Cara Meredith
Cara Meredith

Latest posts by Cara Meredith (see all)

Cara Meredith


  1. I have had the great pleasure of flying to Texas to become trained in Brené’s work. Her work has changed my life and I am so privileged to share this work with others 🙂 Game changers for me? 1) Recognizing the shame in my life, learning about my triggers and how to reach out before shame dunks me and holds me under, 2) “you can be afraid and brave in the exact same moment” – Brené, and 3) learning that I am enough without trying. Wow, just wow.

    • says:

      Byrdie, what a privilege INDEED to learn underneath Brown herself. I’m jealous! (But I’m grateful that the takeaway from her is big enough for a “wow, just wow”!

  2. After reading Brown’s book, my biggest take-away was the choice of vulnerability. As you said, even if just for a moment, choosing to practice vulnerability is life-changing.

    • So, so true – such wisdom! The way you put this is such a good way to remember it. So many of us have been taught that vulnerability just ‘happens’, as ‘weakness’. Amen that vulnerability as a choice is one of the best choices we could ever make! 🙂

    • says:

      The CHOICE of vulnerability – well said, Annie!

  3. Wow. Cara, it’s so tricky to write about a book, but you have done it so beautifully. Just wow.

  4. Cara – these words are so beautiful–thank you for them!! 🙂 I never related to the women with this issue of blood in Scripture (that touched the hem of Jesus’ garment) until I had a HUGE (think size of a cataloupe) fibroid tumor removed from my uterus a few years back. It made me hemmorage for 9 months. Suddenly, I was reading that passage over and over for solace. To say I felt shame from the whole experience was an understatement. I wish I had known about Brene’s research and words back then, but I’m SO grateful to have found them now. I love your terminology of ‘warrior gremlin moves’ — yes, yes! May we all be courageous enough to practice shame resilience! Thank you for speaking into my experience today, Cara! Blessings to you, friend.

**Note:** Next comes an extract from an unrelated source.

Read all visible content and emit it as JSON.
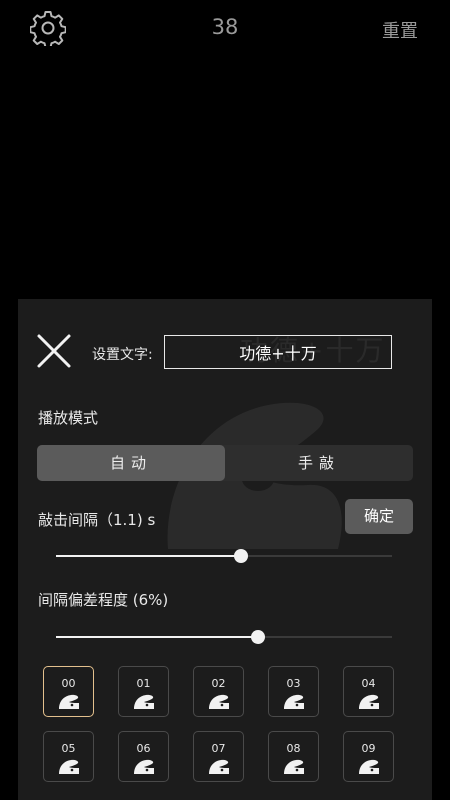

    • says:

      And Sarah, thank YOU for stabbing shame in the side and sharing boldly on the site! Here’s to our super sword fighting warrior gremlin moves, indeed!

    • I actually love the woman with the issue of blood. Love her chutzpah, in spite of her shame.

      Also: I had to “be” her during a group sermon we shared in Serbia. (Yes, we did a group sermon.) She was the woman i could most identify with at the time.

  5. JennaDeWitt says:

    Yes yes! me too! I am that friend, handing people copies of (or hyperlinks to) Brown’s books and videos because gremlins and courage and learning to write my story… and I need to be reminded over and over.

    • says:

      Absolutely, Jenna. It’s a message all of us need to hear, over and over again. On another note, I loved hearing Anne Lamott speak last week, when she affirmed the power of handing people a book they just might need… Words = power!

      • JennaDeWitt says:

        It’s the vulnerability research version of pay-it-forward. tehehe As it was given to me and rocked my world, so I give to others. 😀


  1. […] other than Brown’s 2012 hit, Daring Greatly.  As an occasional contributor, here’s a reflective post I wrote last week on the book.  Enjoy! […]

  2. […] shared about a heartfelt moment between her and a friend, as they openly shared and confronted their feelings of shame. I’ve realized through reading […]

Speak Your Mind